The loco last steamed at the Nene Valley Railway in the early 1970s, was displayed at Peterborough NVR station for several years then moved to Wansford. The loco was sold to an NVR volunteer in early 2006 who commenced restoration work, then sold the dismantled loco to Elsecar. The new owners intended to use useful parts in the restoration of its Avonside 0-6-0ST 1917/1923 Earl Fitzwilliam. Income from the ‘recycling’ of 1945/1926 will go towards funding heavy maintenance of Peckett 0-6-0ST Mardy No. 1 (The ‘Mardy Monster’) in preparation for the forthcoming season.
Restoration of Beamish’s 1877-built ex-Seaham Harbour 0-4-0ST No. 18, the last surviving locomotive built by Stephen Lewin, is in the final stages. Hopefully it will appear at Beamish Museum’s April 12-15 Great North Steam Fair.
The locomotive was rebuilt from a well and wing tank into saddle tank form by Seaham Harbour Engine Works in 1936 – there is an argument to the effect that the loco should be regarded as having been built by Seaham Harbour Engine Works, incorporating substantial Lewin parts! The current restoration will present the loco in this form.
Having worked at Seaham Harbour for 93 years, No. 18 was withdrawn in 1969, in very poor condition. Presented to Beamish in 1975, work undertaken two years later to return it to as-built condition was unsuccessful. The current restoration effort got going in 2005 with work allocated to various contractors.
The chassis, boiler, saddle tank, cab, bunkers and fittings are being brought together at Alton Engineering in Derbyshire for final assembly.
The Gloucestershire Warwickshire Railway is offering a number of coaches for sale, some owned by the railway, others privately owned with disposals being handled on behalf of the owners by the G-WR.
Some of the vehicles are in good condition but requiring finishing work (e.g. 1948 Swindon-built GWR Hawksworth Inspection Saloon) while others are in very poor condition. Some of the latter will be stripped and scrapped if not sold in a reasonable time. A two-car Class 108 DMU is also available. For details see www.gwsr.com/news/features/stock-sale-jan-2012.aspx
The disposals are a recognition that the vehicles are taking up desperately needed siding space and will never reach the top of the queue for restoration.
The Pontypool and Blaenavon Railway is also handling the sale of vehicles. In this instance, four vintage carriages which were owned by a P&BR member who died last year.

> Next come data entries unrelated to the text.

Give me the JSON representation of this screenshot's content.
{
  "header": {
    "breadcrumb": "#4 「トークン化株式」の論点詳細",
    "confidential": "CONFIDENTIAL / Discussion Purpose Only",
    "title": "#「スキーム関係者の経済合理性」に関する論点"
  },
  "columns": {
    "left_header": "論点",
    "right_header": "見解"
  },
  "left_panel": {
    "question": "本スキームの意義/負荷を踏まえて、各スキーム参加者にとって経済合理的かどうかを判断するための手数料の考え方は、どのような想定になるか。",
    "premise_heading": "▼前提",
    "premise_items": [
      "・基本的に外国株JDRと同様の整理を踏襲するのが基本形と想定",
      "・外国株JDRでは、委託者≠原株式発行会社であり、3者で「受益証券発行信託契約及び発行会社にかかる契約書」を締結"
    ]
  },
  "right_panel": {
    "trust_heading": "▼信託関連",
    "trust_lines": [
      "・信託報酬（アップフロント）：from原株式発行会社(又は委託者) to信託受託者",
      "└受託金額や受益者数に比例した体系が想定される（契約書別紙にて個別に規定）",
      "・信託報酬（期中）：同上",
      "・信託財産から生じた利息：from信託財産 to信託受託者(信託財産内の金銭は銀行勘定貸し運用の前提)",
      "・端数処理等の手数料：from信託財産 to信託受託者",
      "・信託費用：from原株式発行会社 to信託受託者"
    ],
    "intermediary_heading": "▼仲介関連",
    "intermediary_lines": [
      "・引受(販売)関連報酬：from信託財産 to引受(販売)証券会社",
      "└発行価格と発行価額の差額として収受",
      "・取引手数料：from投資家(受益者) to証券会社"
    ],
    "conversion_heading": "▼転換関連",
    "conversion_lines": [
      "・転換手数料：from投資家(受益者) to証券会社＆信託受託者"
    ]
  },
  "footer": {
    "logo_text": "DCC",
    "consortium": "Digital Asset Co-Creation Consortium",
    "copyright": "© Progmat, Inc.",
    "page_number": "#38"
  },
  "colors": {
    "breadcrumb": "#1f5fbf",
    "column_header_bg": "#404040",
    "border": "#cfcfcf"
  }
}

The vehicles, all needing work to bring them back up to passenger carrying standards, are 1896-built GWR clerestory brake first open No. 231 (once used as the Newport Engineers Saloon, preserved in 1967 originally at the South Devon Railway), 1923-built LSWR 'Ironclad' brake third corridor No. 1357 (heavily modified as a staff and tool coach by BR), 1939-built SR post office tender vehicle No. 4958 (substantially intact, originally preserved at the Mid-Hants Railway as a workshop extension) and 1907-built LSWR restaurant composite No. 70 (a clerestory coach until 1931 and converted to an ambulance coach in 1943, seeing service on the Longmoor Military Railway).
The P&BR is also selling a GWR restaurant coach chassis which is surplus to requirements. Details of all the vehicles can be found on www.vintagecarrigestrust.org.
Expressions of interest and offers should be sent to email@example.com
by May 31.